Every record, from the first to the last, is to be printed again exactly.

Data supplied Start Marker

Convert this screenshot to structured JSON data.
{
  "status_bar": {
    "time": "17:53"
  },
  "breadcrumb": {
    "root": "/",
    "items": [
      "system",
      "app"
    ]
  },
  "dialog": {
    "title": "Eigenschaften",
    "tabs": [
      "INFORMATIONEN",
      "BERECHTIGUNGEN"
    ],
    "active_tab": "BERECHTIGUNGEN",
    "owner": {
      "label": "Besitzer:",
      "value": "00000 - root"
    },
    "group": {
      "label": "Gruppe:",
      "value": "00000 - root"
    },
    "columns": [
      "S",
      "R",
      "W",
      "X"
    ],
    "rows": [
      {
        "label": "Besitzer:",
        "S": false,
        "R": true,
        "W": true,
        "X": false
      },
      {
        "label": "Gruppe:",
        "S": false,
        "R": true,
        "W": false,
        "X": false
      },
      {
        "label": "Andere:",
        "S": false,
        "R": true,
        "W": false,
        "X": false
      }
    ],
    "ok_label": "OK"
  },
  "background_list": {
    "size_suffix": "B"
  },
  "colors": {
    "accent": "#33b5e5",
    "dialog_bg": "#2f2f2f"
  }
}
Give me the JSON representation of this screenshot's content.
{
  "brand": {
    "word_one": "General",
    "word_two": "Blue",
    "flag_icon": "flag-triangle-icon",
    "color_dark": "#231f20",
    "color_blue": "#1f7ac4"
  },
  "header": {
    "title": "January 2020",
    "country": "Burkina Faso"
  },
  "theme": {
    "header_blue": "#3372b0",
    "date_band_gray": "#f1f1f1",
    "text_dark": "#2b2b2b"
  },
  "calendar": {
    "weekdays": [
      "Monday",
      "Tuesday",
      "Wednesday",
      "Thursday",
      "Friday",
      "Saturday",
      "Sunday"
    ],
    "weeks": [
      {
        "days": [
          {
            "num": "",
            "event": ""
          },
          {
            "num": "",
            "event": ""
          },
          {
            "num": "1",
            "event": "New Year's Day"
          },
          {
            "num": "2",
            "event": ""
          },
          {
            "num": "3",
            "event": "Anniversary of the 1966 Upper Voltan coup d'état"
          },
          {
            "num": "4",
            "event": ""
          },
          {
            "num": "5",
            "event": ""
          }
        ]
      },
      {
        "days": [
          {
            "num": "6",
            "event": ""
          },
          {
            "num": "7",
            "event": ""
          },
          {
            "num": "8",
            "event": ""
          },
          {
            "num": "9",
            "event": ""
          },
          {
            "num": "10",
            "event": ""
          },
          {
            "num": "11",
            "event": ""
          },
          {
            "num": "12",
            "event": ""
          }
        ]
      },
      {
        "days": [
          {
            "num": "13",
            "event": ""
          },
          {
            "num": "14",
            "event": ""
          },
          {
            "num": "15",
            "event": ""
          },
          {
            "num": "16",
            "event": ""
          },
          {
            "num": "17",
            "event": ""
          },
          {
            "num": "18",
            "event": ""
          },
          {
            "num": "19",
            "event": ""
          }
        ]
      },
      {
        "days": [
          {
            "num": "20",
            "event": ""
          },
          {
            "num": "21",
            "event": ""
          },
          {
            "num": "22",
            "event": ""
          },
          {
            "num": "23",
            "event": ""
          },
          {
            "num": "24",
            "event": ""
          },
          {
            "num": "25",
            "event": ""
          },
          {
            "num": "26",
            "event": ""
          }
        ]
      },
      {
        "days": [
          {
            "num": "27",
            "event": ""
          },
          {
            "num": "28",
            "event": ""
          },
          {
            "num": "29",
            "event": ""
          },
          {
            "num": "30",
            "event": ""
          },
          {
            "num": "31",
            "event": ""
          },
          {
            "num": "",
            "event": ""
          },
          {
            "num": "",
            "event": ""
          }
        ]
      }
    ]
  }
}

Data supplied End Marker

Expected output ->
Convert this screenshot to structured JSON data.
{
  "status_bar": {
    "time": "17:53"
  },
  "breadcrumb": {
    "root": "/",
    "items": [
      "system",
      "app"
    ]
  },
  "dialog": {
    "title": "Eigenschaften",
    "tabs": [
      "INFORMATIONEN",
      "BERECHTIGUNGEN"
    ],
    "active_tab": "BERECHTIGUNGEN",
    "owner": {
      "label": "Besitzer:",
      "value": "00000 - root"
    },
    "group": {
      "label": "Gruppe:",
      "value": "00000 - root"
    },
    "columns": [
      "S",
      "R",
      "W",
      "X"
    ],
    "rows": [
      {
        "label": "Besitzer:",
        "S": false,
        "R": true,
        "W": true,
        "X": false
      },
      {
        "label": "Gruppe:",
        "S": false,
        "R": true,
        "W": false,
        "X": false
      },
      {
        "label": "Andere:",
        "S": false,
        "R": true,
        "W": false,
        "X": false
      }
    ],
    "ok_label": "OK"
  },
  "background_list": {
    "size_suffix": "B"
  },
  "colors": {
    "accent": "#33b5e5",
    "dialog_bg": "#2f2f2f"
  }
}
Give me the JSON representation of this screenshot's content.
{
  "brand": {
    "word_one": "General",
    "word_two": "Blue",
    "flag_icon": "flag-triangle-icon",
    "color_dark": "#231f20",
    "color_blue": "#1f7ac4"
  },
  "header": {
    "title": "January 2020",
    "country": "Burkina Faso"
  },
  "theme": {
    "header_blue": "#3372b0",
    "date_band_gray": "#f1f1f1",
    "text_dark": "#2b2b2b"
  },
  "calendar": {
    "weekdays": [
      "Monday",
      "Tuesday",
      "Wednesday",
      "Thursday",
      "Friday",
      "Saturday",
      "Sunday"
    ],
    "weeks": [
      {
        "days": [
          {
            "num": "",
            "event": ""
          },
          {
            "num": "",
            "event": ""
          },
          {
            "num": "1",
            "event": "New Year's Day"
          },
          {
            "num": "2",
            "event": ""
          },
          {
            "num": "3",
            "event": "Anniversary of the 1966 Upper Voltan coup d'état"
          },
          {
            "num": "4",
            "event": ""
          },
          {
            "num": "5",
            "event": ""
          }
        ]
      },
      {
        "days": [
          {
            "num": "6",
            "event": ""
          },
          {
            "num": "7",
            "event": ""
          },
          {
            "num": "8",
            "event": ""
          },
          {
            "num": "9",
            "event": ""
          },
          {
            "num": "10",
            "event": ""
          },
          {
            "num": "11",
            "event": ""
          },
          {
            "num": "12",
            "event": ""
          }
        ]
      },
      {
        "days": [
          {
            "num": "13",
            "event": ""
          },
          {
            "num": "14",
            "event": ""
          },
          {
            "num": "15",
            "event": ""
          },
          {
            "num": "16",
            "event": ""
          },
          {
            "num": "17",
            "event": ""
          },
          {
            "num": "18",
            "event": ""
          },
          {
            "num": "19",
            "event": ""
          }
        ]
      },
      {
        "days": [
          {
            "num": "20",
            "event": ""
          },
          {
            "num": "21",
            "event": ""
          },
          {
            "num": "22",
            "event": ""
          },
          {
            "num": "23",
            "event": ""
          },
          {
            "num": "24",
            "event": ""
          },
          {
            "num": "25",
            "event": ""
          },
          {
            "num": "26",
            "event": ""
          }
        ]
      },
      {
        "days": [
          {
            "num": "27",
            "event": ""
          },
          {
            "num": "28",
            "event": ""
          },
          {
            "num": "29",
            "event": ""
          },
          {
            "num": "30",
            "event": ""
          },
          {
            "num": "31",
            "event": ""
          },
          {
            "num": "",
            "event": ""
          },
          {
            "num": "",
            "event": ""
          }
        ]
      }
    ]
  }
}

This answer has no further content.